Q: Speaking of culture, what have these experiences taught you about incorporating new service lines into the existing culture, retaining the best parts of what you’d previously created, and adopting new aspects from those joining forces with you?

A: We have contacts with all of them regularly, and we look at best practices in what we bring to the table. We have more than 100 design engineers now, so we have scale with engineering development, scale with our global supply chain. Those are two factors that none of these companies would have had on their own because of their small scale. Most of these don’t have global supply chain. We have offices in Taiwan, in China, and in America. That helps us buy better and larger quantities. By engaging the business on that front, you try to match the culture. If you don’t see that when reviewing them, you don’t move forward, you probably just move on.

Q: With companies acquired in several nations, has there been a challenge in producing cohesive policy, such as a unified benefit strategy, or coordinating operations?
A: With benefits, within one-year time period, we try to roll all of them into our benefits. But we don’t force international acquisitions into the 
U.S. model, and we try to make everything pretty close to equal. What we used to do in the early days was, if their health care was serving 
their needs, leave them on that for a period. Now we don’t; in a very short period, we roll them into ours. Usually they get an expanded benefit package and there’s a cost savings at that point. Employees have lower cost and broader benefits. Most acquisitions are not large scale companies; maybe some day we’ll buy a big one, but for now, these are usually win-win situations for smaller companies.

Q: How many countries does your footprint hit now?
A: We’re in the Philippines, China, Taiwan, the U.K. and the U.S. And we have a sales person in Hong Kong, so 12 locations worldwide.
Q: Hong Kong, China, Taiwan … interesting times, eh? 

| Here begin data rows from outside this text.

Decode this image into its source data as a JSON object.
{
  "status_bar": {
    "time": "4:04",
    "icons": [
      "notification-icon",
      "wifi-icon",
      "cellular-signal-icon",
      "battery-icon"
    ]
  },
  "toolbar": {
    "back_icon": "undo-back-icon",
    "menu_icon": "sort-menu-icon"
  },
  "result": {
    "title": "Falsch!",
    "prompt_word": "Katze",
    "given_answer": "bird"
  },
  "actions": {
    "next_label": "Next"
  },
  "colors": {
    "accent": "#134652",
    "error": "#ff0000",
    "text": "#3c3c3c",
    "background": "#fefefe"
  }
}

A: No doubt about that! There are lot of challenges, trade and the dustup with the U.S. and China among them. That’s been going on for a year and a half. And if we didn’t have a strong global supply chain in place, we would have been in trouble. Some companies had no options. We were like big corporation in a way, because we had a China and Taiwan presence, but our manufacturing was in the Philippines, so we avoided all that dust-up. But I’ll tell you: Everybody in the electronics world, one way or the other, they are sourcing their components from China. Even if they buy them over here, it’s just U.S. distribution and they are coming from over there. 
Q: There was a lot of talk in March and April about supply chain awareness in the U.S. and over-reliance on China. Do you see a reawakening coming?
A: The consumer ultimately drives things, so you have to look at the entire picture. That’s an issue that is never going to go away. But there’s no question this has altered the concept of a totality of off-shore sourcing. That genie is not going back in the bottle. Critical supply chain, medical supply chain—it doesn’t mean that’s coming back to America; some will go to Mexico, some will go to Europe, some will go to Malaysia, the Philippines and Vietnam. But for certain, it’s going to be out of China. Health care, the costs are going to go up because goods are going to be made in Joplin, Mo., vs. Shanghai, and as a society, for a while we’re going to have to tolerate that.